17. If You Could Describe Your Role Within Your Family/Friend Group, How Would You Describe It?
This question again gives you an opportunity to talk about your personality, think about the good qualities you bring to these groups. Think of some words that sound more positive and give your interviewer a better impression.
18. Why Should We Admit You To [College/University]?
This question can feel uncomfortable because the school asks you to give reasons why they should admit you. Give a confident answer without seeming too arrogant, focus on your prior academic success, and your personal values. You could also address this by including a personal story about yourself that connects to what set of values you saw within the school and why you think their values and environment suits you.
19. What Do You Think Are The Characteristics Of A Great Leader?
When answering this question, it would be better to draw an example of a leader you admire to keep your answer concise and structured. Enumerate some traits present and mention the skills you believe make them a good leader.
20. Do You Have Any Questions For Me?

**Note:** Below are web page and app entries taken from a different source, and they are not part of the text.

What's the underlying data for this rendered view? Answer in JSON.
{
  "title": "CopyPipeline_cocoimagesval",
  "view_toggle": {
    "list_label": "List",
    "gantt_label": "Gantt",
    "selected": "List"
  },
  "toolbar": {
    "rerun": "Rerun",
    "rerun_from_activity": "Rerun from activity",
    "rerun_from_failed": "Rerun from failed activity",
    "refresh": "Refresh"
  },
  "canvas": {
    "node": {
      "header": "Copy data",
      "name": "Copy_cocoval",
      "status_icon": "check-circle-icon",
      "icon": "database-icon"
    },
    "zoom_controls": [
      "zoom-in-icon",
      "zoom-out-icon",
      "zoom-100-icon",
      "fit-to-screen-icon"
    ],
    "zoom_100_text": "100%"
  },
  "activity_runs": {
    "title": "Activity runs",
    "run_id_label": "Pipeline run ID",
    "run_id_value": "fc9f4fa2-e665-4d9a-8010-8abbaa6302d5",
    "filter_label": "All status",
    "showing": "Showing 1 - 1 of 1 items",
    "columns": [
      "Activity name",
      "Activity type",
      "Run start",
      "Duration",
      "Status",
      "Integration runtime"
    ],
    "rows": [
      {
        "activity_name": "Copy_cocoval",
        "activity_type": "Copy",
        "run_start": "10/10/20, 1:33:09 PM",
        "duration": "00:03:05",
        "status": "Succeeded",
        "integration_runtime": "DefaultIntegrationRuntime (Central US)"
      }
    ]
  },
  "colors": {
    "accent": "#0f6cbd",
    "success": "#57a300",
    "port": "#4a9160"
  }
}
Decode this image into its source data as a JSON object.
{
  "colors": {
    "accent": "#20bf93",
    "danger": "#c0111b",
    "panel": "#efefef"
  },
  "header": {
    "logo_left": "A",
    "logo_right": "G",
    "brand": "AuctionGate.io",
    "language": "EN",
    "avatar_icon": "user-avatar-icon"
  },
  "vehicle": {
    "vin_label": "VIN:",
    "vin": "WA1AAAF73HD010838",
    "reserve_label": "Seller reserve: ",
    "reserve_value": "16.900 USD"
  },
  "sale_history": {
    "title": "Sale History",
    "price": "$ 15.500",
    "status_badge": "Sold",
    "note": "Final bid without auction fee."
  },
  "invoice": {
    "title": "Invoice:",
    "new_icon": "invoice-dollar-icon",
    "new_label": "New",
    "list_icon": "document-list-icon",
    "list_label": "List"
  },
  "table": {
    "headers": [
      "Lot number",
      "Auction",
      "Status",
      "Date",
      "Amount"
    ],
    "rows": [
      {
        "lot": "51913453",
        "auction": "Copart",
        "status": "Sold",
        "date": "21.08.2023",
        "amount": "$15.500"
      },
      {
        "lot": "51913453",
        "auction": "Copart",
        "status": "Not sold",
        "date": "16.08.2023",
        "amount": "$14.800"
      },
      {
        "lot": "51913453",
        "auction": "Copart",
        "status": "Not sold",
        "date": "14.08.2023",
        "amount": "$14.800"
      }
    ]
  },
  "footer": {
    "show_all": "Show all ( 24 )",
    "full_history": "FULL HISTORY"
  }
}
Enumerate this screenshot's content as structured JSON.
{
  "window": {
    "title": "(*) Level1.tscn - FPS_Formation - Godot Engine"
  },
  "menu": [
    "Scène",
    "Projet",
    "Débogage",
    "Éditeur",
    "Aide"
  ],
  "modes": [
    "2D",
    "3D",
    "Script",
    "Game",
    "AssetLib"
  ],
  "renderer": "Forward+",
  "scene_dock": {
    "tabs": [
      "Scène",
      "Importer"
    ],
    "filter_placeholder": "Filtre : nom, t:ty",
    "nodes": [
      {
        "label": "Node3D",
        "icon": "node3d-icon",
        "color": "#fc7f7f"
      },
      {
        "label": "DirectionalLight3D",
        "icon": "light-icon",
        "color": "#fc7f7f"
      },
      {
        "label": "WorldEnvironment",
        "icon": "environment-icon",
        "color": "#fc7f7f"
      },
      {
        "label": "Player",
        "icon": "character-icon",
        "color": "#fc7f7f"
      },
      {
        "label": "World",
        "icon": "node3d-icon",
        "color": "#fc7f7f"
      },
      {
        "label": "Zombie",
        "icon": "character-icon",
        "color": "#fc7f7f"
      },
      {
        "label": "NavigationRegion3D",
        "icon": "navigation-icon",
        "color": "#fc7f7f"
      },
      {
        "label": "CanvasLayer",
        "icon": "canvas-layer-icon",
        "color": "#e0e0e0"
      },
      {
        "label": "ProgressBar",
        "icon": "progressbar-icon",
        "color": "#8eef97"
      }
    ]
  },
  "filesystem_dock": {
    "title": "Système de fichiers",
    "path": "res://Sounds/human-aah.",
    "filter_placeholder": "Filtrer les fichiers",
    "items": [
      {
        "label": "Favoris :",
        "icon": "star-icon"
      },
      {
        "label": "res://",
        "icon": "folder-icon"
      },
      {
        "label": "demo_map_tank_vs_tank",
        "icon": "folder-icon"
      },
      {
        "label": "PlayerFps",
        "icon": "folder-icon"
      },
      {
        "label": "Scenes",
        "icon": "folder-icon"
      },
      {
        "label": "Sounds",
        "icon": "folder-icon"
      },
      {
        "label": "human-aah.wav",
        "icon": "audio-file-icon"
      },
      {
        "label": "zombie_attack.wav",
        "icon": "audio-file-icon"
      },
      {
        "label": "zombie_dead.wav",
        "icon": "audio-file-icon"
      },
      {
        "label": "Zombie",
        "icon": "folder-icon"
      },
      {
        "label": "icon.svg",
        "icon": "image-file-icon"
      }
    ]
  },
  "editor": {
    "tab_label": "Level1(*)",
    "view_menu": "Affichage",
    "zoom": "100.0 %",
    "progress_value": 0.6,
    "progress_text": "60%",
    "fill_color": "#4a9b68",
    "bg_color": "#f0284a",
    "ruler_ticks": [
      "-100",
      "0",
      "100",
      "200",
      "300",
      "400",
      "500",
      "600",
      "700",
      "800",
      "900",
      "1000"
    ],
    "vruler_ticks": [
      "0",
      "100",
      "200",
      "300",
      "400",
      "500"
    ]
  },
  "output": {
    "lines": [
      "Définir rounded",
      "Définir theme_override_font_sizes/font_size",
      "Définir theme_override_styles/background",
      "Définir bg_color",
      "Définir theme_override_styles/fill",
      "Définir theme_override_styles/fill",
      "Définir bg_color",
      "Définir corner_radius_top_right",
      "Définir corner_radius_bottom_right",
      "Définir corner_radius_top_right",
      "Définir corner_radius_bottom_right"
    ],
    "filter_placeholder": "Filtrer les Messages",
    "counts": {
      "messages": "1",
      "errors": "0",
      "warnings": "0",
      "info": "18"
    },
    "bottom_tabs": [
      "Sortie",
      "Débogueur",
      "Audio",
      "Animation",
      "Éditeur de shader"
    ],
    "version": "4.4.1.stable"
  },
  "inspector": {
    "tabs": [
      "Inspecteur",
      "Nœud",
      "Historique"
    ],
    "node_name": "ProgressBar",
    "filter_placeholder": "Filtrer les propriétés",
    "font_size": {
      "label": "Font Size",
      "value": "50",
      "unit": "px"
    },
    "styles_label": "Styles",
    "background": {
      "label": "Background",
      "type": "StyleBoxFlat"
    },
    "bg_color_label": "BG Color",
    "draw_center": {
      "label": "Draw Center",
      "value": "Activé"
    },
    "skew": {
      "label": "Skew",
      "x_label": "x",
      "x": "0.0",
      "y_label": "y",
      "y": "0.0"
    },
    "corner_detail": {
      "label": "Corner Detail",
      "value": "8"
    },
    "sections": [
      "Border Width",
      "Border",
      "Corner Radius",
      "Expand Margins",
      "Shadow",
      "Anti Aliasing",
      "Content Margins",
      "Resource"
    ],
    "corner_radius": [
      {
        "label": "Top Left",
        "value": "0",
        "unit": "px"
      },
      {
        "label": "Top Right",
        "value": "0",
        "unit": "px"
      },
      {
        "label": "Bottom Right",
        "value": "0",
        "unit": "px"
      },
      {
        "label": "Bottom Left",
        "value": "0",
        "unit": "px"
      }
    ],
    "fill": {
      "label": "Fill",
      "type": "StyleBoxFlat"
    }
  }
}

A college interviewer will be very likely to give you the opportunity to ask them questions that’s why it is even okay if you arrive armed with questions you wrote beforehand and it shows the interviewer that you’re curious and engaged. Try not to ask anything that you can find out through the university’s website or any social media channels because it will look like you haven’t done your research.